External radiotherapy is to be distinguished from brachytherapy:

  • In external radiotherapy, the rays are beamed by a machine located close to the patient; they penetrate the skin to reach the tumor.
  • In brachytherapy, radioactive sources are directly implanted inside the body of the sick person.

There also exists a third mode of radiotherapy, which is termed metabolic. It consists in administering, by oral route (beverage or capsule) or by intravenous injection a radioactive substance that settles on the cancer cells and metastases so as to destroy them.

Metabolic radiotherapy is used to treat certain cancers of the thyroid, Vaquez disease and certain bone metastases.



PRCImmunotherapy is treatment that consists in administering substances that will stimulate the immune defenses of the organism so as combat certain diseases, particularly some cancers and degenerative diseases.

In a broader sense, immunotherapy also denotes any therapy using the proteins produced by the cells of the immune system, particularly immunoglobulins, even though the therapy is not necessarily aimed at stimulating immunity.

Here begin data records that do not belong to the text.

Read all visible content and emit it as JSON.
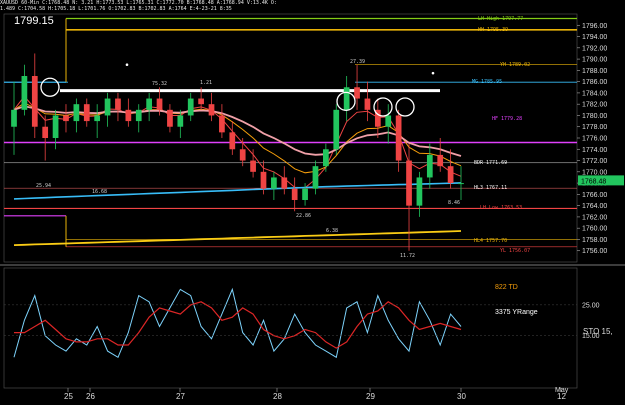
{
  "header": {
    "line1": "XAUUSD 60-Min  C:1768.48  N: 3.21  H:1773.53  L:1765.31  C:1772.70  B:1768.48  A:1768.94  V:13.4K  O:",
    "line2": "1.489  C:1704.58  H:1705.18  L:1701.76  O:1702.83  B:1702.83  A:1764  E:4-23-21 8:35"
  },
  "big_price": "1799.15",
  "colors": {
    "background": "#000000",
    "panel_border": "#ffffff",
    "candle_up": "#22c55e",
    "candle_down": "#ef4444",
    "ma_blue": "#38bdf8",
    "ma_yellow": "#facc15",
    "ma_pink": "#f0a0a8",
    "ma_orange": "#f59e0b",
    "level_magenta": "#e040fb",
    "level_red": "#ef4444",
    "level_green": "#84cc16",
    "level_gold": "#eab308",
    "osc_cyan": "#7dd3fc",
    "osc_red": "#dc2626",
    "hline_white": "#ffffff",
    "current_price_bg": "#22c55e"
  },
  "chart_data": {
    "type": "candlestick",
    "symbol": "XAUUSD",
    "timeframe": "60-Min",
    "ylim": [
      1754,
      1798
    ],
    "y_ticks": [
      "1796.00",
      "1794.00",
      "1792.00",
      "1790.00",
      "1788.00",
      "1786.00",
      "1784.00",
      "1782.00",
      "1780.00",
      "1778.00",
      "1776.00",
      "1774.00",
      "1772.00",
      "1770.00",
      "1768.00",
      "1766.00",
      "1764.00",
      "1762.00",
      "1760.00",
      "1758.00",
      "1756.00"
    ],
    "current_price": "1768.48",
    "x_ticks": [
      "25",
      "26",
      "27",
      "28",
      "29",
      "30",
      "12"
    ],
    "x_top_label": "May",
    "candles": [
      [
        1778,
        1786,
        1773,
        1781
      ],
      [
        1781,
        1789,
        1780,
        1787
      ],
      [
        1787,
        1791,
        1776,
        1778
      ],
      [
        1778,
        1780,
        1772,
        1776
      ],
      [
        1776,
        1781,
        1774,
        1780
      ],
      [
        1780,
        1782,
        1777,
        1779
      ],
      [
        1779,
        1783,
        1777,
        1782
      ],
      [
        1782,
        1783,
        1778,
        1779
      ],
      [
        1779,
        1782,
        1776,
        1780
      ],
      [
        1780,
        1784,
        1778,
        1783
      ],
      [
        1783,
        1784,
        1779,
        1781
      ],
      [
        1781,
        1783,
        1778,
        1779
      ],
      [
        1779,
        1782,
        1777,
        1781
      ],
      [
        1781,
        1784,
        1779,
        1783
      ],
      [
        1783,
        1785,
        1780,
        1781
      ],
      [
        1781,
        1782,
        1777,
        1778
      ],
      [
        1778,
        1781,
        1776,
        1780
      ],
      [
        1780,
        1784,
        1779,
        1783
      ],
      [
        1783,
        1785,
        1781,
        1782
      ],
      [
        1782,
        1784,
        1779,
        1780
      ],
      [
        1780,
        1782,
        1776,
        1777
      ],
      [
        1777,
        1779,
        1773,
        1774
      ],
      [
        1774,
        1776,
        1771,
        1772
      ],
      [
        1772,
        1774,
        1769,
        1770
      ],
      [
        1770,
        1772,
        1766,
        1767
      ],
      [
        1767,
        1770,
        1765,
        1769
      ],
      [
        1769,
        1771,
        1766,
        1767
      ],
      [
        1767,
        1769,
        1763,
        1765
      ],
      [
        1765,
        1768,
        1764,
        1767
      ],
      [
        1767,
        1772,
        1766,
        1771
      ],
      [
        1771,
        1775,
        1770,
        1774
      ],
      [
        1774,
        1782,
        1773,
        1781
      ],
      [
        1781,
        1787,
        1779,
        1785
      ],
      [
        1785,
        1789,
        1781,
        1783
      ],
      [
        1783,
        1786,
        1779,
        1781
      ],
      [
        1781,
        1783,
        1776,
        1778
      ],
      [
        1778,
        1782,
        1775,
        1780
      ],
      [
        1780,
        1781,
        1770,
        1772
      ],
      [
        1772,
        1775,
        1756,
        1764
      ],
      [
        1764,
        1770,
        1762,
        1769
      ],
      [
        1769,
        1775,
        1767,
        1773
      ],
      [
        1773,
        1776,
        1770,
        1771
      ],
      [
        1771,
        1774,
        1767,
        1768
      ],
      [
        1768,
        1771,
        1765,
        1768
      ]
    ],
    "level_labels": [
      {
        "text": "LH High 1797.77",
        "color": "#84cc16"
      },
      {
        "text": "HH 1795.39",
        "color": "#eab308"
      },
      {
        "text": "YH 1789.02",
        "color": "#eab308"
      },
      {
        "text": "MG 1785.95",
        "color": "#38bdf8"
      },
      {
        "text": "HF 1779.28",
        "color": "#e040fb"
      },
      {
        "text": "BDR 1771.69",
        "color": "#f0f0f0"
      },
      {
        "text": "HL3 1767.11",
        "color": "#f0f0f0"
      },
      {
        "text": "LH Low 1763.53",
        "color": "#ef4444"
      },
      {
        "text": "HL4 1757.70",
        "color": "#eab308"
      },
      {
        "text": "YL 1756.07",
        "color": "#ef4444"
      }
    ],
    "small_annotations": [
      "27.39",
      "75.32",
      "1.21",
      "25.94",
      "16.68",
      "22.86",
      "11.72",
      "8.46",
      "6.38"
    ],
    "oscillator": {
      "label": "STO",
      "value_label": "15,",
      "y_ticks": [
        "25.00",
        "15.00"
      ],
      "text_td": "822 TD",
      "text_range": "3375 YRange",
      "k_values": [
        8,
        20,
        28,
        15,
        12,
        10,
        14,
        12,
        18,
        10,
        8,
        16,
        28,
        26,
        18,
        24,
        30,
        28,
        18,
        14,
        22,
        30,
        16,
        12,
        20,
        10,
        14,
        22,
        16,
        12,
        10,
        8,
        24,
        26,
        16,
        28,
        20,
        14,
        10,
        26,
        20,
        12,
        22,
        18
      ],
      "d_values": [
        16,
        16,
        18,
        20,
        17,
        14,
        13,
        13,
        14,
        14,
        12,
        12,
        16,
        21,
        24,
        23,
        22,
        25,
        26,
        24,
        20,
        21,
        24,
        22,
        17,
        15,
        14,
        15,
        17,
        16,
        13,
        11,
        13,
        18,
        22,
        23,
        26,
        24,
        20,
        17,
        18,
        19,
        18,
        17
      ]
    }
  }
}
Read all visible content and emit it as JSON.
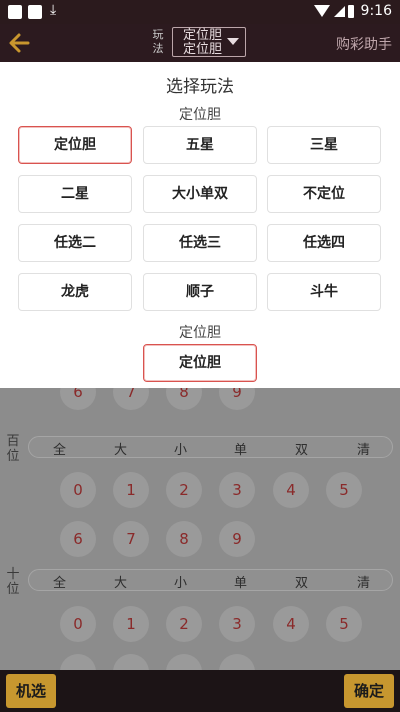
{
  "status_bar": {
    "download_glyph": "⤓",
    "time": "9:16"
  },
  "header": {
    "play_label": "玩法",
    "selected_line1": "定位胆",
    "selected_line2": "定位胆",
    "helper": "购彩助手"
  },
  "panel": {
    "title": "选择玩法",
    "section1_label": "定位胆",
    "options": [
      "定位胆",
      "五星",
      "三星",
      "二星",
      "大小单双",
      "不定位",
      "任选二",
      "任选三",
      "任选四",
      "龙虎",
      "顺子",
      "斗牛"
    ],
    "selected_option": "定位胆",
    "section2_label": "定位胆",
    "sub_option": "定位胆"
  },
  "board": {
    "partial_top": [
      "6",
      "7",
      "8",
      "9"
    ],
    "rows": [
      {
        "label": "百位",
        "filters": [
          "全",
          "大",
          "小",
          "单",
          "双",
          "清"
        ],
        "digits_row1": [
          "0",
          "1",
          "2",
          "3",
          "4",
          "5"
        ],
        "digits_row2": [
          "6",
          "7",
          "8",
          "9"
        ]
      },
      {
        "label": "十位",
        "filters": [
          "全",
          "大",
          "小",
          "单",
          "双",
          "清"
        ],
        "digits_row1": [
          "0",
          "1",
          "2",
          "3",
          "4",
          "5"
        ]
      }
    ]
  },
  "footer": {
    "random_label": "机选",
    "confirm_label": "确定"
  },
  "colors": {
    "accent": "#d9534f",
    "header_bg": "#2c1a1f",
    "button_gold": "#c7972f",
    "digit": "#8a2a2a"
  }
}
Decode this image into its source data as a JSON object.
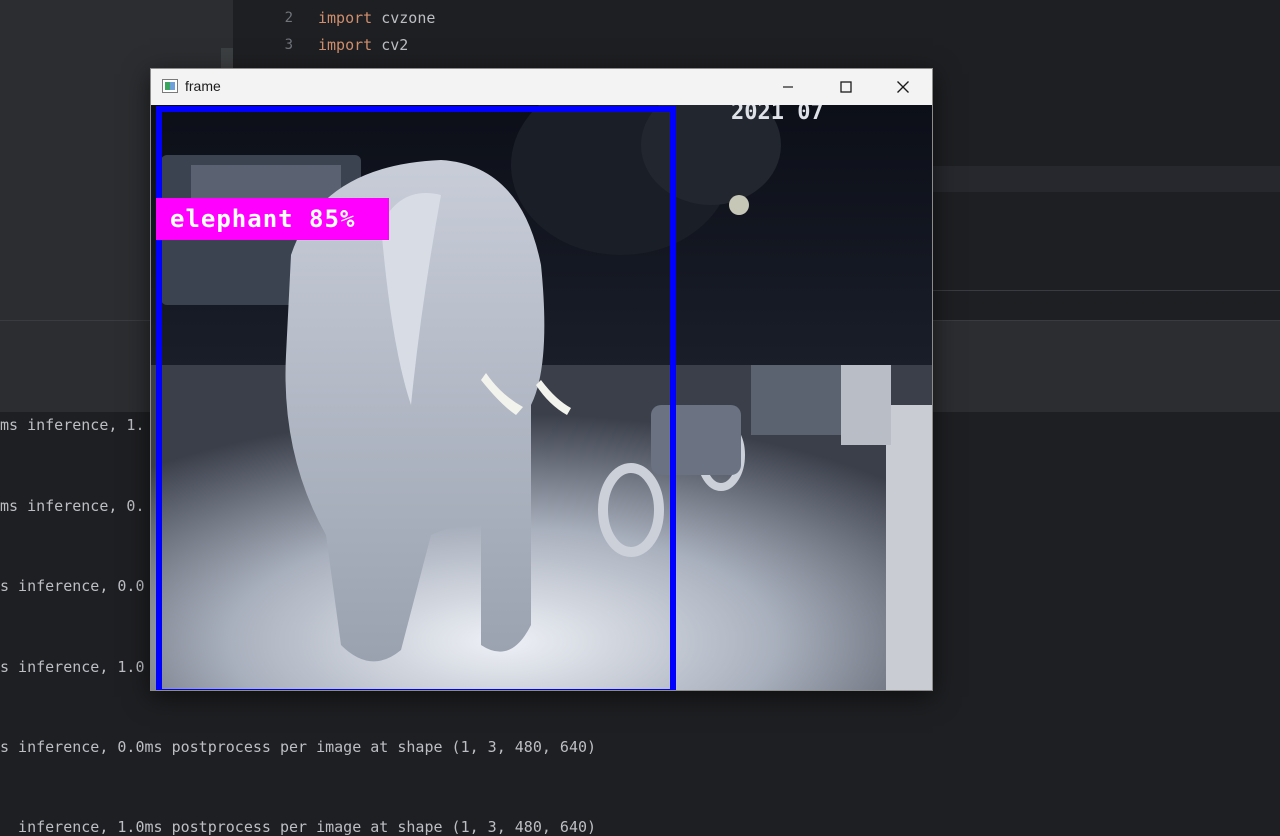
{
  "editor": {
    "lines": [
      {
        "number": "2",
        "keyword": "import",
        "module": " cvzone"
      },
      {
        "number": "3",
        "keyword": "import",
        "module": " cv2"
      }
    ]
  },
  "console": {
    "lines": [
      "ms inference, 1.",
      "ms inference, 0.",
      "s inference, 0.0",
      "s inference, 1.0",
      "s inference, 0.0ms postprocess per image at shape (1, 3, 480, 640)",
      "  inference, 1.0ms postprocess per image at shape (1, 3, 480, 640)"
    ]
  },
  "window": {
    "title": "frame",
    "controls": [
      "minimize-icon",
      "maximize-icon",
      "close-icon"
    ]
  },
  "detection": {
    "label": "elephant 85%",
    "class": "elephant",
    "confidence_percent": 85,
    "box_color": "#0000ff",
    "label_bg_color": "#ff00ff",
    "label_text_color": "#ffffff"
  },
  "camera": {
    "timestamp_fragment": "2021 07"
  }
}
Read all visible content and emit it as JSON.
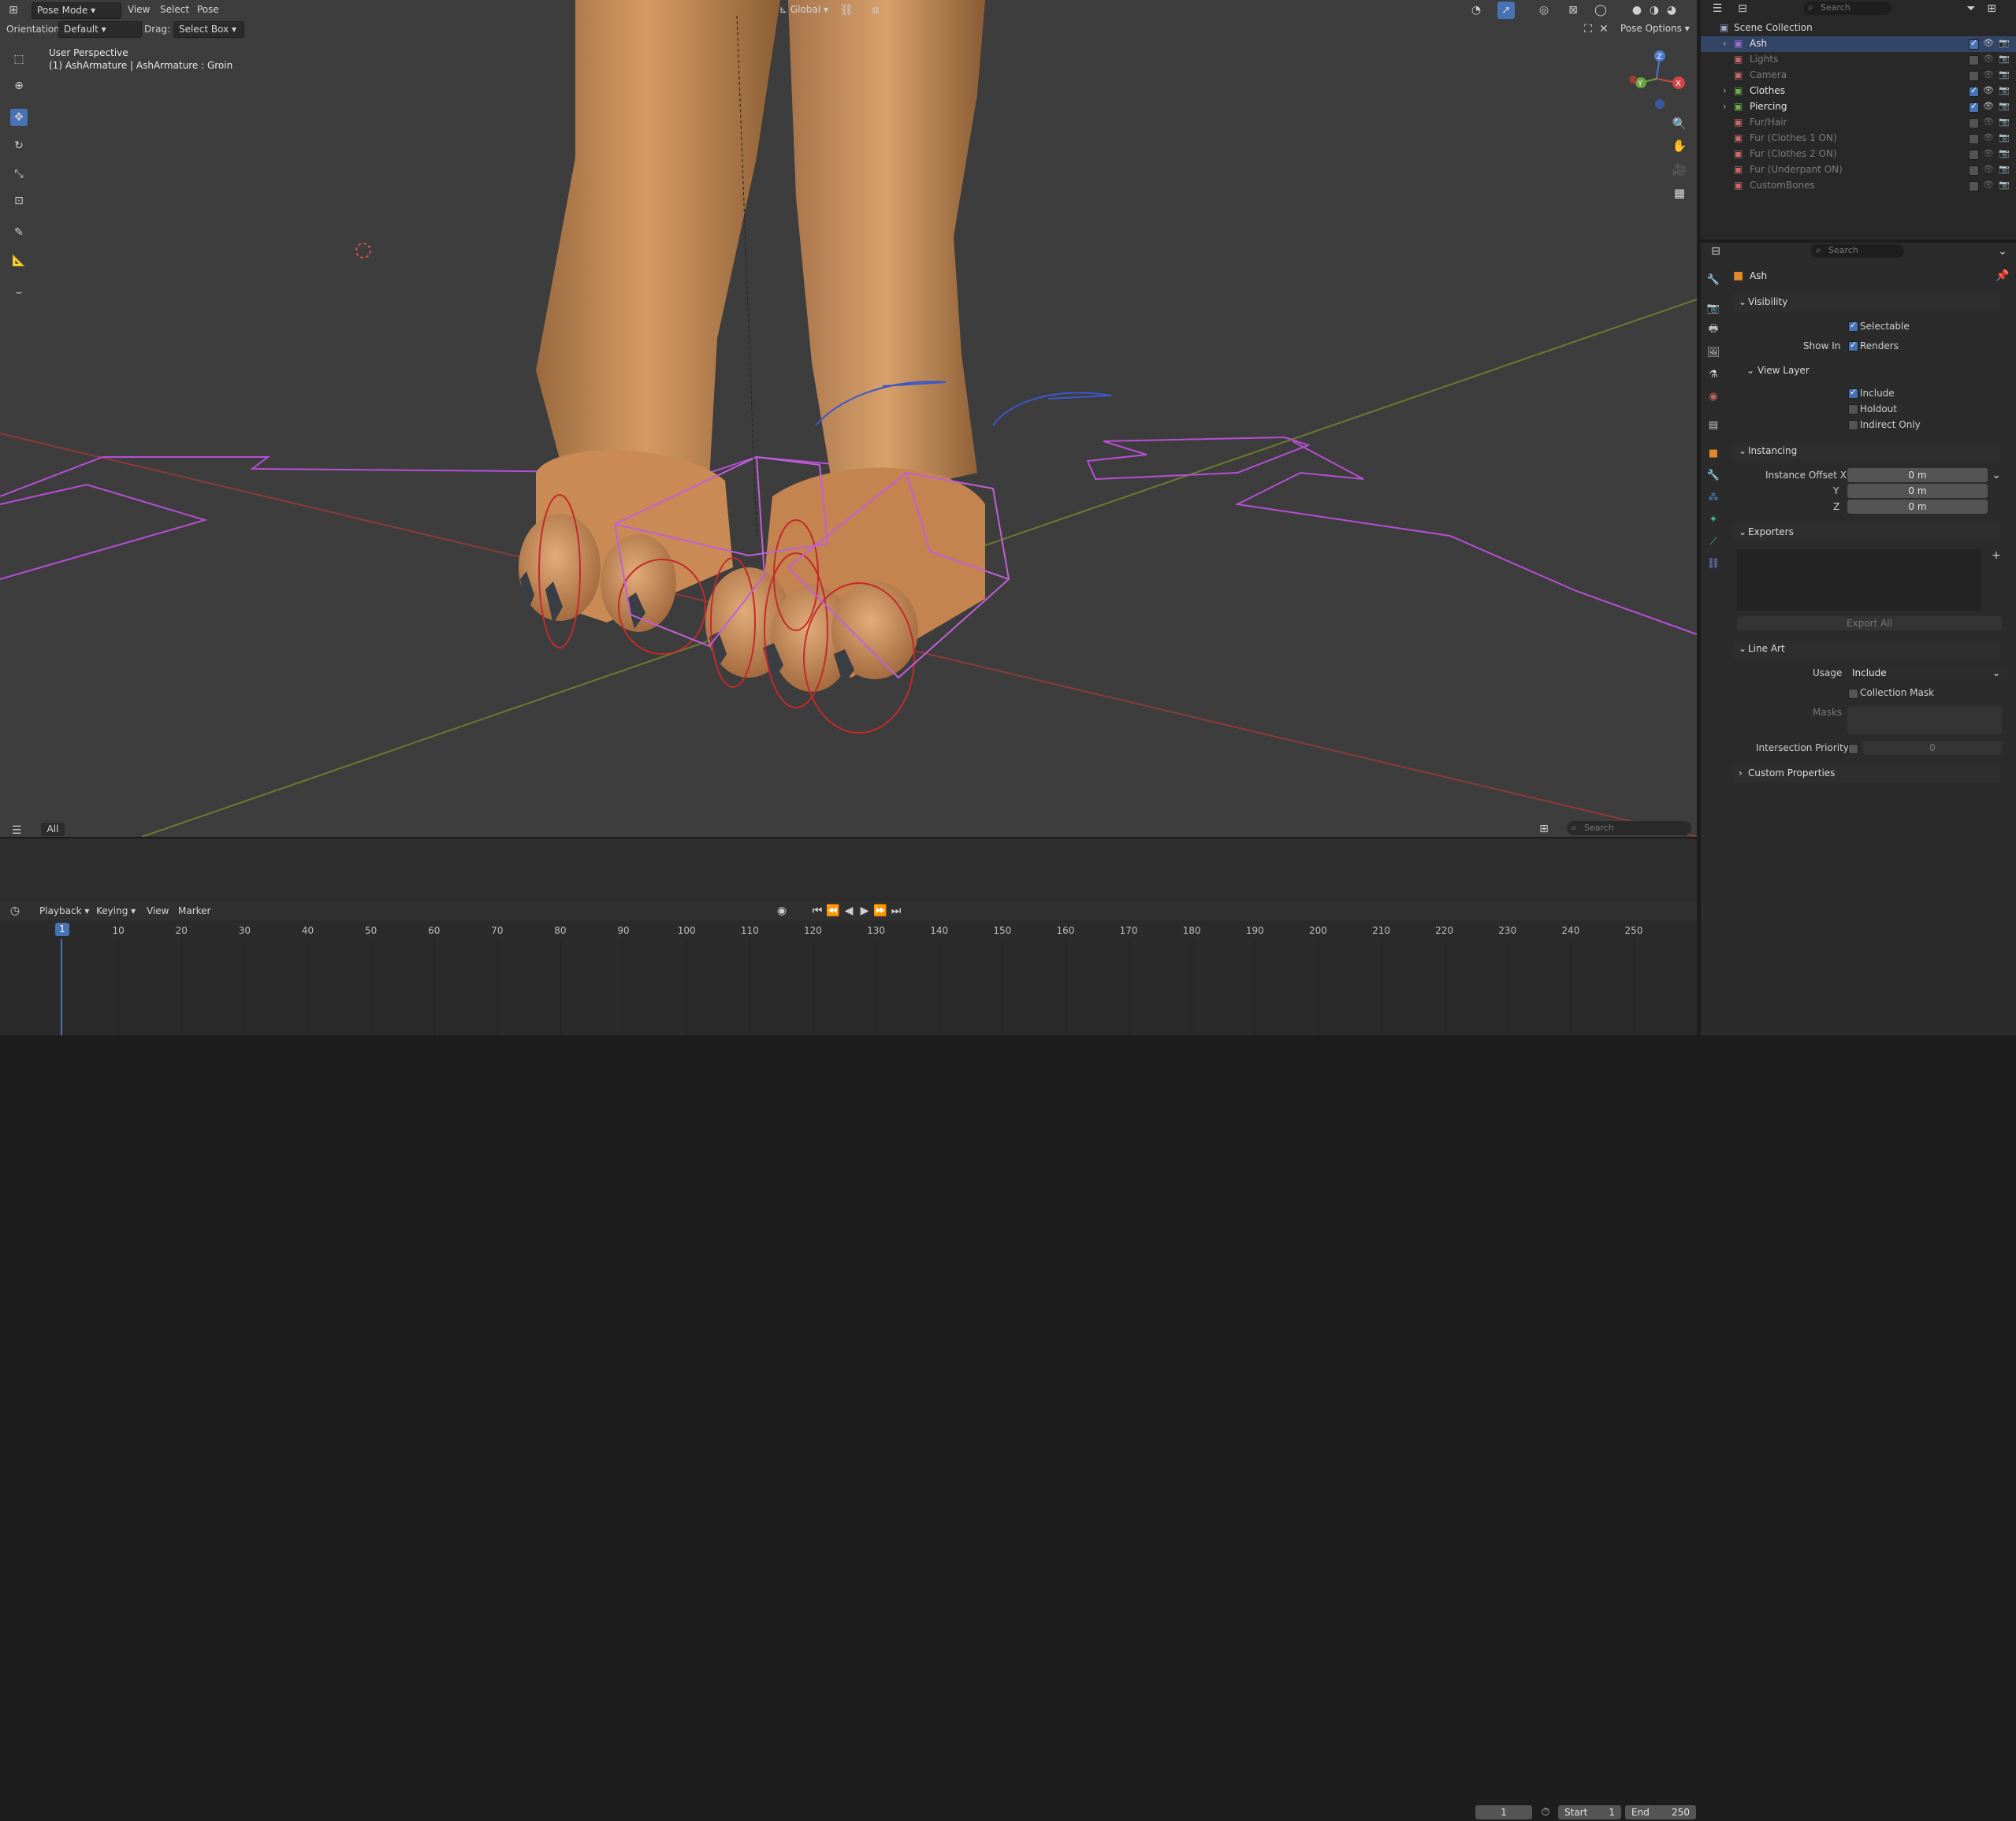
{
  "header": {
    "mode": "Pose Mode",
    "menus": [
      "View",
      "Select",
      "Pose"
    ],
    "orientation_label": "Orientation:",
    "orientation_value": "Default",
    "drag_label": "Drag:",
    "drag_value": "Select Box",
    "transform_orientation": "Global",
    "pose_options": "Pose Options",
    "search_placeholder": "Search"
  },
  "viewport": {
    "view_name": "User Perspective",
    "object_info": "(1) AshArmature | AshArmature : Groin",
    "axis_x": "X",
    "axis_y": "Y",
    "axis_z": "Z"
  },
  "bottom_bar": {
    "filter_all": "All",
    "search_placeholder": "Search"
  },
  "timeline": {
    "menus": [
      "Playback",
      "Keying",
      "View",
      "Marker"
    ],
    "current_frame": "1",
    "start_label": "Start",
    "start_value": "1",
    "end_label": "End",
    "end_value": "250",
    "ruler": [
      "1",
      "10",
      "20",
      "30",
      "40",
      "50",
      "60",
      "70",
      "80",
      "90",
      "100",
      "110",
      "120",
      "130",
      "140",
      "150",
      "160",
      "170",
      "180",
      "190",
      "200",
      "210",
      "220",
      "230",
      "240",
      "250"
    ]
  },
  "outliner": {
    "search_placeholder": "Search",
    "root": "Scene Collection",
    "items": [
      {
        "name": "Ash",
        "active": true
      },
      {
        "name": "Lights",
        "active": false
      },
      {
        "name": "Camera",
        "active": false
      },
      {
        "name": "Clothes",
        "active": true
      },
      {
        "name": "Piercing",
        "active": true
      },
      {
        "name": "Fur/Hair",
        "active": false
      },
      {
        "name": "Fur (Clothes 1 ON)",
        "active": false
      },
      {
        "name": "Fur (Clothes 2 ON)",
        "active": false
      },
      {
        "name": "Fur (Underpant ON)",
        "active": false
      },
      {
        "name": "CustomBones",
        "active": false
      }
    ]
  },
  "properties": {
    "search_placeholder": "Search",
    "object_name": "Ash",
    "visibility": {
      "title": "Visibility",
      "selectable": "Selectable",
      "show_in": "Show In",
      "renders": "Renders"
    },
    "view_layer": {
      "title": "View Layer",
      "include": "Include",
      "holdout": "Holdout",
      "indirect_only": "Indirect Only"
    },
    "instancing": {
      "title": "Instancing",
      "offset_x_label": "Instance Offset X",
      "y_label": "Y",
      "z_label": "Z",
      "x_value": "0 m",
      "y_value": "0 m",
      "z_value": "0 m"
    },
    "exporters": {
      "title": "Exporters",
      "export_all": "Export All"
    },
    "line_art": {
      "title": "Line Art",
      "usage_label": "Usage",
      "usage_value": "Include",
      "collection_mask": "Collection Mask",
      "masks": "Masks",
      "intersection_priority": "Intersection Priority",
      "priority_value": "0"
    },
    "custom_properties": "Custom Properties"
  },
  "colors": {
    "accent": "#4772b3",
    "bone_magenta": "#b64fd6",
    "bone_red": "#c42a2a",
    "bone_blue": "#3c58c8",
    "skin": "#c98a56"
  }
}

Two types of immunotherapy are to be distinguished; while the applications of local immunotherapy are infrequent, those of general immunotherapy are common.

In immunotheray, cytokines and/or (at times) antibodies that have been modified to be “humanized” are used, the objective being to avoid immune defense reactions due to the strength of the quantities employed.


Hormone therapy


Anticancer hormone is aimed at blocking the stimulation of cancer cells by hormones. Blocking is achieved using antagonist hormones  (androgens: male hormone) to counter the action of estrogens that stimulate breast cancers; conversely, female hormones (estrogens) counter the androgens that stimulate prostate cancer. It is also possible to block the physiological action of the hormones, or to prevent them from acting at the level of the cancer cells.


In the presence of certain cancers (prostate cancer, breast cancer: hormone-dependent cancers), hormone action is suppressed by stimulating the cancer tissues or by bringing hormones to counter their proliferation.

Biotherapy and targeted therapies


Biotherapy is a therapeutic method based on the use of living organisms (yeast, leaven, some microbes) or of substances removed from living organisms (hormones, organ or tissue extracts).

It differs from chemotherapy, which uses synthetic substances.

Targeted therapies

“Targeted therapies” are therapies directed against molecular targets that are present and considered as having a role in the neoplasic transformation of cancer cells.

They are treatments using drugs that, according to their targets, are aimed at either slowing or blocking the growth of cancer cells by starving them, by commanding their death, by having the immune system fight them, or by impelling them to regain normality.


Cancers : des prises en charge toujours plus ciblées et personnalisées
CHU magazine n°76 – Juin 2018